In Euclidean geometry, an orthodiagonal quadrilateral is a quadrilateral in which the diagonals cross at right angles. In other words, it is a four-sided figure in which the line segments between non-adjacent vertices are orthogonal to each other.
A kite is an orthodiagonal quadrilateral in which one diagonal is a line of symmetry. The kites are exactly the orthodiagonal quadrilaterals that contain a circle tangent to all four of their sides; that is, the kites are the tangential orthodiagonal quadrilaterals.
In Euclidean geometry, an isosceles trapezoid (isosceles trapezium in British English) is a convex quadrilateral with a line of symmetry bisecting one pair of opposite sides, making it automatically a trapezoid. Some sources would qualify this with the exception: "excluding rectangles." Two opposite sides (the bases) are parallel, and the two other sides (the legs) are of equal length (a property shared by the isosceles trapezoid and by the parallelogram). The diagonals are also of equal length. The base angles of an isosceles trapezoid are equal in measure (there are in fact two pairs of equal base angles, where one base angle is the supplementary angle of a base angle at the other base).
Any non-self-crossing quadrilateral with exactly one axis of symmetry must be either an isosceles trapezoid or a kite. However, if crossings are allowed, the set of symmetric quadrilaterals must be expanded to include also the antiparallelograms, crossed quadrilaterals in which opposite sides have equal length. Every antiparallelogram has an isosceles trapezoid as its convex hull, and may be formed from the diagonals and non-parallel sides of an isosceles trapezoid. The isosceles trapezoid is also (rarely) known as a symtra because of its symmetry.

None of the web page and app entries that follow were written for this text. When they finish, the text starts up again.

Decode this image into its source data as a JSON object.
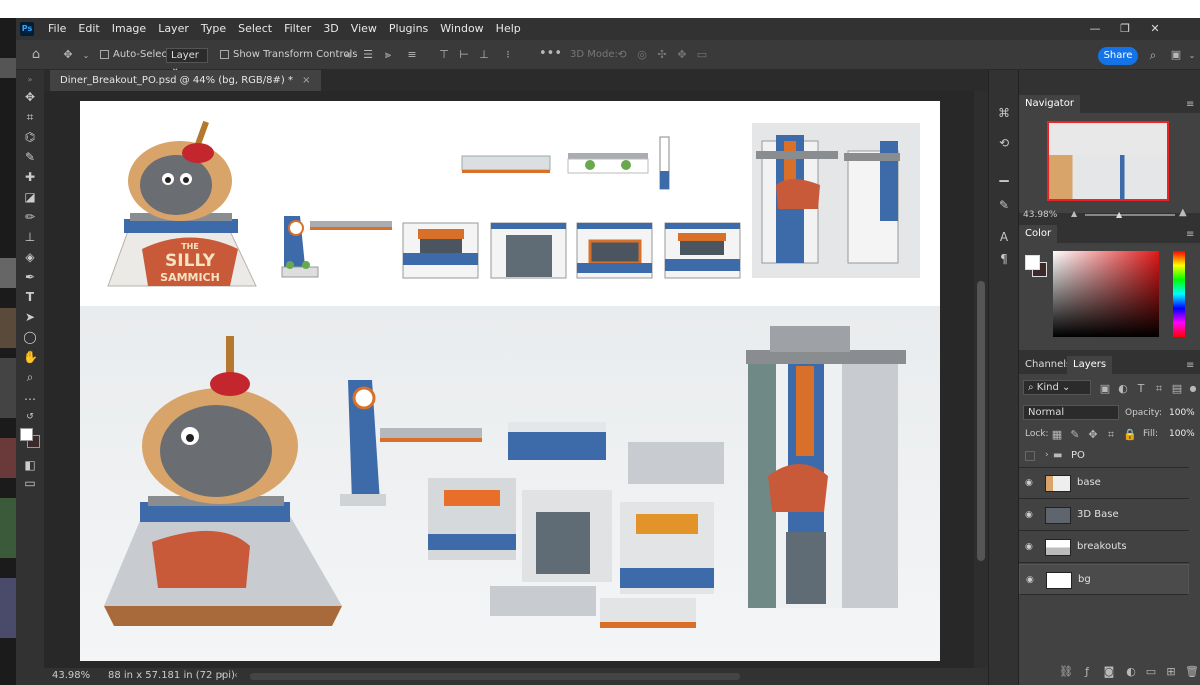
{
  "app": {
    "logo": "Ps"
  },
  "menubar": {
    "items": [
      "File",
      "Edit",
      "Image",
      "Layer",
      "Type",
      "Select",
      "Filter",
      "3D",
      "View",
      "Plugins",
      "Window",
      "Help"
    ]
  },
  "options": {
    "auto_select_label": "Auto-Select:",
    "layer_select": "Layer",
    "show_transform_label": "Show Transform Controls",
    "mode_3d_label": "3D Mode:",
    "share_label": "Share"
  },
  "document": {
    "tab_title": "Diner_Breakout_PO.psd @ 44% (bg, RGB/8#) *",
    "close": "×"
  },
  "status": {
    "zoom": "43.98%",
    "doc_size": "88 in x 57.181 in (72 ppi)"
  },
  "navigator": {
    "title": "Navigator",
    "zoom": "43.98%"
  },
  "color_panel": {
    "title": "Color"
  },
  "layers_panel": {
    "tab_channels": "Channels",
    "tab_layers": "Layers",
    "filter_kind": "Kind",
    "blend_mode": "Normal",
    "opacity_label": "Opacity:",
    "opacity_value": "100%",
    "lock_label": "Lock:",
    "fill_label": "Fill:",
    "fill_value": "100%",
    "layers": [
      {
        "name": "PO",
        "type": "group",
        "visible": false
      },
      {
        "name": "base",
        "type": "pixel",
        "visible": true
      },
      {
        "name": "3D Base",
        "type": "pixel",
        "visible": true
      },
      {
        "name": "breakouts",
        "type": "pixel",
        "visible": true
      },
      {
        "name": "bg",
        "type": "pixel",
        "visible": true,
        "selected": true
      }
    ]
  },
  "artwork": {
    "sign_line1": "THE",
    "sign_line2": "SILLY",
    "sign_line3": "SAMMICH"
  },
  "colors": {
    "accent": "#1473e6",
    "diner_blue": "#3a6aa8",
    "diner_orange": "#d8702a",
    "chrome": "#bfc3c6"
  }
}
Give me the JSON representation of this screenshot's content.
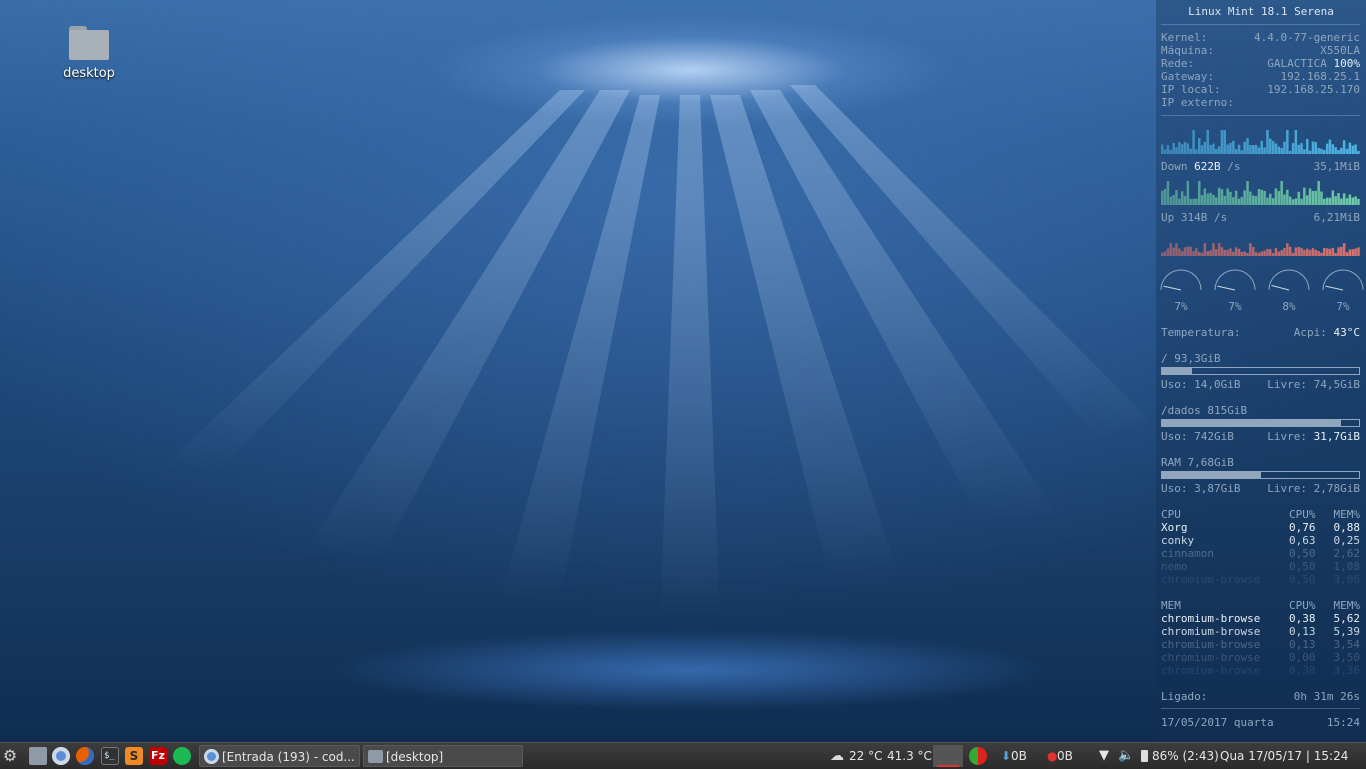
{
  "desktop": {
    "icon_label": "desktop"
  },
  "conky": {
    "title": "Linux Mint 18.1 Serena",
    "sysinfo": [
      {
        "label": "Kernel:",
        "value": "4.4.0-77-generic",
        "extra": ""
      },
      {
        "label": "Máquina:",
        "value": "X550LA",
        "extra": ""
      },
      {
        "label": "Rede:",
        "value": "GALACTICA",
        "extra": "100%"
      },
      {
        "label": "Gateway:",
        "value": "192.168.25.1",
        "extra": ""
      },
      {
        "label": "IP local:",
        "value": "192.168.25.170",
        "extra": ""
      },
      {
        "label": "IP externo:",
        "value": "",
        "extra": ""
      }
    ],
    "down": {
      "label": "Down",
      "rate": "622B",
      "unit": "/s",
      "total": "35,1MiB"
    },
    "up": {
      "label": "Up",
      "rate": "314B",
      "unit": "/s",
      "total": "6,21MiB"
    },
    "cores": [
      {
        "label": "7%",
        "value": 0.07
      },
      {
        "label": "7%",
        "value": 0.07
      },
      {
        "label": "8%",
        "value": 0.08
      },
      {
        "label": "7%",
        "value": 0.07
      }
    ],
    "temperature": {
      "label": "Temperatura:",
      "sensor": "Acpi:",
      "value": "43°C"
    },
    "disks": [
      {
        "title": "/ 93,3GiB",
        "fill": 0.15,
        "uso_label": "Uso:",
        "uso": "14,0GiB",
        "livre_label": "Livre:",
        "livre": "74,5GiB"
      },
      {
        "title": "/dados 815GiB",
        "fill": 0.91,
        "uso_label": "Uso:",
        "uso": "742GiB",
        "livre_label": "Livre:",
        "livre": "31,7GiB"
      }
    ],
    "ram": {
      "title": "RAM  7,68GiB",
      "fill": 0.5,
      "uso_label": "Uso:",
      "uso": "3,87GiB",
      "livre_label": "Livre:",
      "livre": "2,78GiB"
    },
    "cpu_table": {
      "header": {
        "name": "CPU",
        "cpu": "CPU%",
        "mem": "MEM%"
      },
      "rows": [
        {
          "name": "Xorg",
          "cpu": "0,76",
          "mem": "0,88"
        },
        {
          "name": "conky",
          "cpu": "0,63",
          "mem": "0,25"
        },
        {
          "name": "cinnamon",
          "cpu": "0,50",
          "mem": "2,62"
        },
        {
          "name": "nemo",
          "cpu": "0,50",
          "mem": "1,08"
        },
        {
          "name": "chromium-browse",
          "cpu": "0,50",
          "mem": "3,06"
        }
      ]
    },
    "mem_table": {
      "header": {
        "name": "MEM",
        "cpu": "CPU%",
        "mem": "MEM%"
      },
      "rows": [
        {
          "name": "chromium-browse",
          "cpu": "0,38",
          "mem": "5,62"
        },
        {
          "name": "chromium-browse",
          "cpu": "0,13",
          "mem": "5,39"
        },
        {
          "name": "chromium-browse",
          "cpu": "0,13",
          "mem": "3,54"
        },
        {
          "name": "chromium-browse",
          "cpu": "0,00",
          "mem": "3,50"
        },
        {
          "name": "chromium-browse",
          "cpu": "0,38",
          "mem": "3,36"
        }
      ]
    },
    "uptime": {
      "label": "Ligado:",
      "value": "0h 31m 26s"
    },
    "datetime": {
      "date": "17/05/2017 quarta",
      "time": "15:24"
    }
  },
  "taskbar": {
    "launchers": [
      {
        "name": "menu-icon",
        "color": "#bdbdbd"
      },
      {
        "name": "files-icon",
        "color": "#8e9aa5"
      },
      {
        "name": "chromium-icon",
        "color": "#5b8fd6"
      },
      {
        "name": "firefox-icon",
        "color": "#e66000"
      },
      {
        "name": "terminal-icon",
        "color": "#2e3436"
      },
      {
        "name": "sublime-icon",
        "color": "#f08a24"
      },
      {
        "name": "filezilla-icon",
        "color": "#bf0000"
      },
      {
        "name": "spotify-icon",
        "color": "#1db954"
      }
    ],
    "windows": [
      {
        "label": "[Entrada (193) - cod...",
        "icon": "chromium-icon"
      },
      {
        "label": "[desktop]",
        "icon": "folder-icon"
      }
    ],
    "weather": "22 °C",
    "cpu_temp": "41.3 °C",
    "net_down": "0B",
    "net_up": "0B",
    "battery": "86% (2:43)",
    "clock": "Qua 17/05/17 | 15:24"
  }
}
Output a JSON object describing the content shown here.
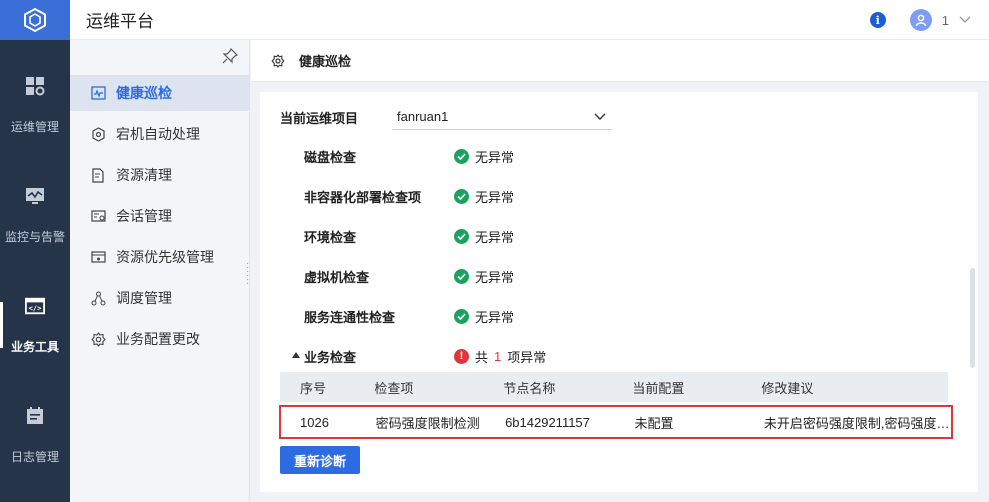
{
  "app": {
    "title": "运维平台"
  },
  "header": {
    "user_name": "1",
    "info_glyph": "i"
  },
  "rail": {
    "items": [
      {
        "label": "运维管理",
        "icon": "grid-gear-icon",
        "active": false
      },
      {
        "label": "监控与告警",
        "icon": "monitor-icon",
        "active": false
      },
      {
        "label": "业务工具",
        "icon": "code-window-icon",
        "active": true
      },
      {
        "label": "日志管理",
        "icon": "calendar-icon",
        "active": false
      }
    ]
  },
  "subnav": {
    "items": [
      {
        "label": "健康巡检",
        "icon": "pulse-icon",
        "active": true
      },
      {
        "label": "宕机自动处理",
        "icon": "shield-gear-icon",
        "active": false
      },
      {
        "label": "资源清理",
        "icon": "doc-clean-icon",
        "active": false
      },
      {
        "label": "会话管理",
        "icon": "session-icon",
        "active": false
      },
      {
        "label": "资源优先级管理",
        "icon": "priority-icon",
        "active": false
      },
      {
        "label": "调度管理",
        "icon": "schedule-icon",
        "active": false
      },
      {
        "label": "业务配置更改",
        "icon": "config-gear-icon",
        "active": false
      }
    ]
  },
  "page": {
    "title": "健康巡检"
  },
  "project": {
    "label": "当前运维项目",
    "value": "fanruan1"
  },
  "checks": [
    {
      "name": "磁盘检查",
      "status": "无异常"
    },
    {
      "name": "非容器化部署检查项",
      "status": "无异常"
    },
    {
      "name": "环境检查",
      "status": "无异常"
    },
    {
      "name": "虚拟机检查",
      "status": "无异常"
    },
    {
      "name": "服务连通性检查",
      "status": "无异常"
    }
  ],
  "business_check": {
    "name": "业务检查",
    "status_prefix": "共",
    "count": "1",
    "status_suffix": "项异常",
    "error_glyph": "!"
  },
  "table": {
    "columns": [
      "序号",
      "检查项",
      "节点名称",
      "当前配置",
      "修改建议"
    ],
    "rows": [
      [
        "1026",
        "密码强度限制检测",
        "6b1429211157",
        "未配置",
        "未开启密码强度限制,密码强度较…"
      ]
    ]
  },
  "actions": {
    "rediagnose_label": "重新诊断"
  },
  "colors": {
    "primary": "#2d6be0",
    "ok": "#19a35f",
    "error": "#e0353b",
    "rail_bg": "#26344a"
  }
}
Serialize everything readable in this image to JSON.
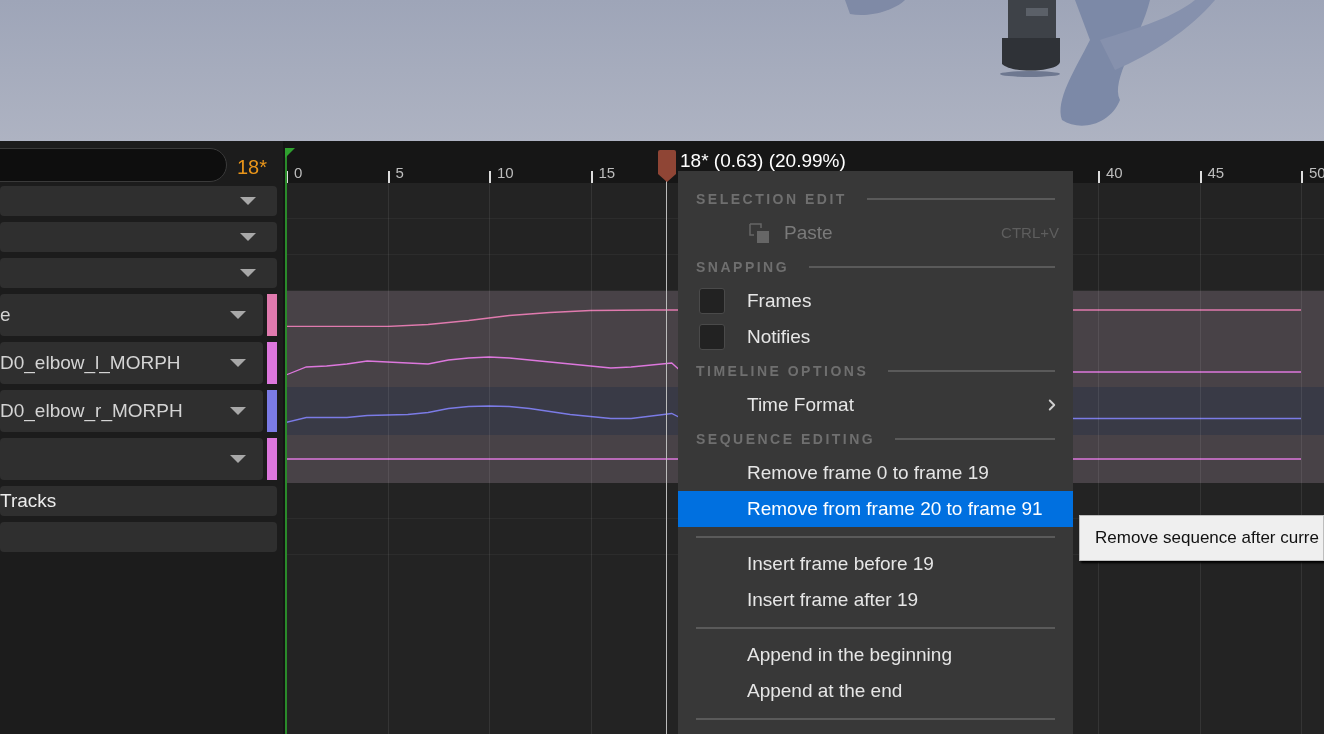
{
  "track_search": {
    "frame": "18*"
  },
  "tracks": [
    {
      "kind": "header"
    },
    {
      "kind": "header"
    },
    {
      "kind": "header"
    },
    {
      "kind": "curve",
      "label": "e",
      "color": "#e07aae"
    },
    {
      "kind": "curve",
      "label": "D0_elbow_l_MORPH",
      "color": "#dd77dd"
    },
    {
      "kind": "curve",
      "label": "D0_elbow_r_MORPH",
      "color": "#7b7be6"
    },
    {
      "kind": "curve",
      "color": "#dd77dd"
    },
    {
      "kind": "group",
      "label": "Tracks"
    },
    {
      "kind": "group"
    }
  ],
  "ruler": {
    "ticks": [
      "0",
      "5",
      "10",
      "15",
      "40",
      "45",
      "50"
    ]
  },
  "scrubber": {
    "label": "18* (0.63) (20.99%)"
  },
  "context_menu": {
    "sections": [
      {
        "heading": "SELECTION EDIT",
        "items": [
          {
            "kind": "command",
            "label": "Paste",
            "shortcut": "CTRL+V",
            "disabled": true,
            "selected": false
          }
        ]
      },
      {
        "heading": "SNAPPING",
        "items": [
          {
            "kind": "checkbox",
            "label": "Frames",
            "checked": false
          },
          {
            "kind": "checkbox",
            "label": "Notifies",
            "checked": false
          }
        ]
      },
      {
        "heading": "TIMELINE OPTIONS",
        "items": [
          {
            "kind": "submenu",
            "label": "Time Format",
            "disabled": false,
            "selected": false
          }
        ]
      },
      {
        "heading": "SEQUENCE EDITING",
        "items": [
          {
            "kind": "command",
            "label": "Remove frame 0 to frame 19",
            "disabled": false,
            "selected": false
          },
          {
            "kind": "command",
            "label": "Remove from frame 20 to frame 91",
            "disabled": false,
            "selected": true
          }
        ]
      },
      {
        "items": [
          {
            "kind": "command",
            "label": "Insert frame before 19",
            "disabled": false,
            "selected": false
          },
          {
            "kind": "command",
            "label": "Insert frame after 19",
            "disabled": false,
            "selected": false
          }
        ]
      },
      {
        "items": [
          {
            "kind": "command",
            "label": "Append in the beginning",
            "disabled": false,
            "selected": false
          },
          {
            "kind": "command",
            "label": "Append at the end",
            "disabled": false,
            "selected": false
          }
        ]
      }
    ]
  },
  "tooltip": {
    "text": "Remove sequence after curre"
  }
}
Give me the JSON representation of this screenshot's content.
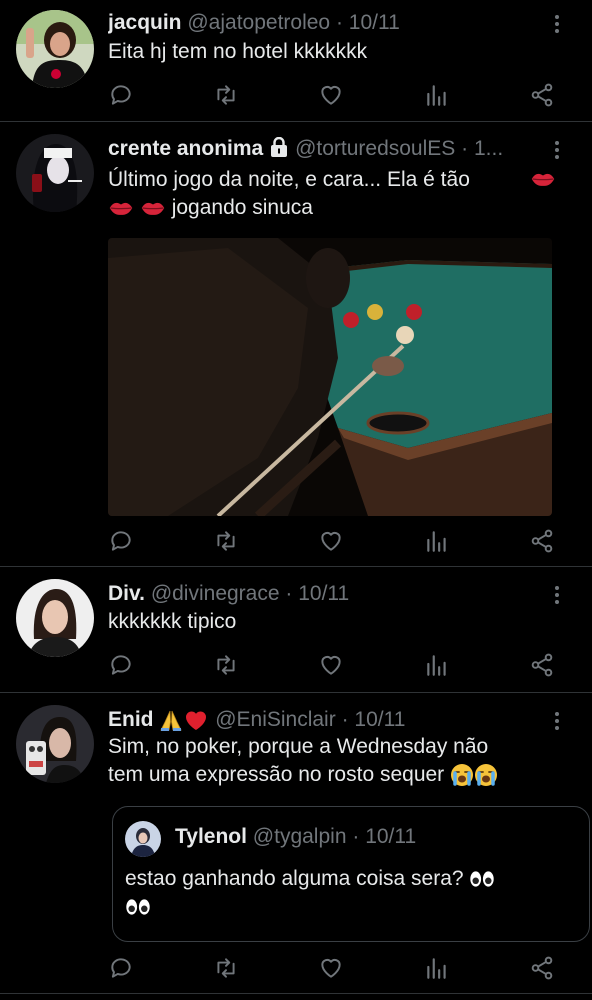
{
  "tweets": [
    {
      "name": "jacquin",
      "handle": "@ajatopetroleo",
      "separator": "·",
      "time": "10/11",
      "text": "Eita hj tem no hotel kkkkkkk"
    },
    {
      "name": "crente anonima",
      "handle": "@torturedsoulES",
      "separator": "·",
      "time": "1...",
      "text_line1": "Último jogo da noite, e cara... Ela é tão",
      "text_line2": "jogando sinuca"
    },
    {
      "name": "Div.",
      "handle": "@divinegrace",
      "separator": "·",
      "time": "10/11",
      "text": "kkkkkkk tipico"
    },
    {
      "name": "Enid",
      "handle": "@EniSinclair",
      "separator": "·",
      "time": "10/11",
      "text_line1": "Sim, no poker, porque a Wednesday não",
      "text_line2": "tem uma expressão no rosto sequer",
      "quote": {
        "name": "Tylenol",
        "handle": "@tygalpin",
        "separator": "·",
        "time": "10/11",
        "text": "estao ganhando alguma coisa sera?"
      }
    }
  ],
  "icons": {
    "reply": "reply-icon",
    "retweet": "retweet-icon",
    "like": "heart-icon",
    "views": "views-icon",
    "share": "share-icon",
    "more": "more-icon",
    "lock": "lock-icon"
  },
  "colors": {
    "background": "#000000",
    "text": "#e7e9ea",
    "muted": "#71767b",
    "divider": "#2f3336",
    "pool_felt": "#1f6e63"
  }
}
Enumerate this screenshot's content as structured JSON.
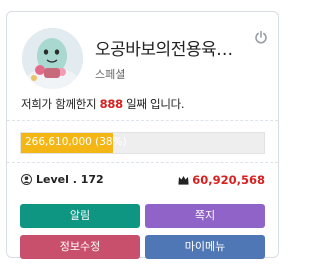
{
  "profile": {
    "username": "오공바보의전용육…",
    "level_name": "스페셜",
    "days_prefix": "저희가 함께한지 ",
    "days_count": "888",
    "days_suffix": " 일째 입니다."
  },
  "experience": {
    "label": "266,610,000 (38%)",
    "percent": 38
  },
  "stats": {
    "level_label": "Level . 172",
    "points": "60,920,568"
  },
  "buttons": {
    "alarm": "알림",
    "message": "쪽지",
    "edit_profile": "정보수정",
    "my_menu": "마이메뉴"
  },
  "colors": {
    "accent_red": "#d92020",
    "xp_fill": "#f3b615",
    "alarm_button": "#0f9683",
    "message_button": "#8f63c7",
    "edit_button": "#c9506c",
    "mymenu_button": "#4f76b5"
  },
  "icons": {
    "logout": "power-icon",
    "level": "user-icon",
    "points": "crown-icon"
  }
}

Euclidean geometry is a mathematical system attributed to the Alexandrian Greek mathematician Euclid, which he described in his textbook on geometry: the Elements. Euclid's method consists in assuming a small set of intuitively appealing axioms, and deducing many other propositions (theorems) from these. Although many of Euclid's results had been stated by earlier mathematicians, Euclid was the first to show how these propositions could fit into a comprehensive deductive and logical system. The Elements begins with plane geometry, still taught in secondary school as the first axiomatic system and the first examples of formal proof. It goes on to the solid geometry of three dimensions. Much of the Elements states results of what are now called algebra and number theory, explained in geometrical language.
For more than two thousand years, the adjective "Euclidean" was unnecessary because no other sort of geometry had been conceived. Euclid's axioms seemed so intuitively obvious (with the possible exception of the parallel postulate) that any theorem proved from them was deemed true in an absolute, often metaphysical, sense. Today, however, many other self-consistent non-Euclidean geometries are known, the first ones having been discovered in the early 19th century. An implication of Einstein's theory of general relativity is that physical space itself is not Euclidean, and Euclidean space is a good approximation for it only where the gravitational field is weak.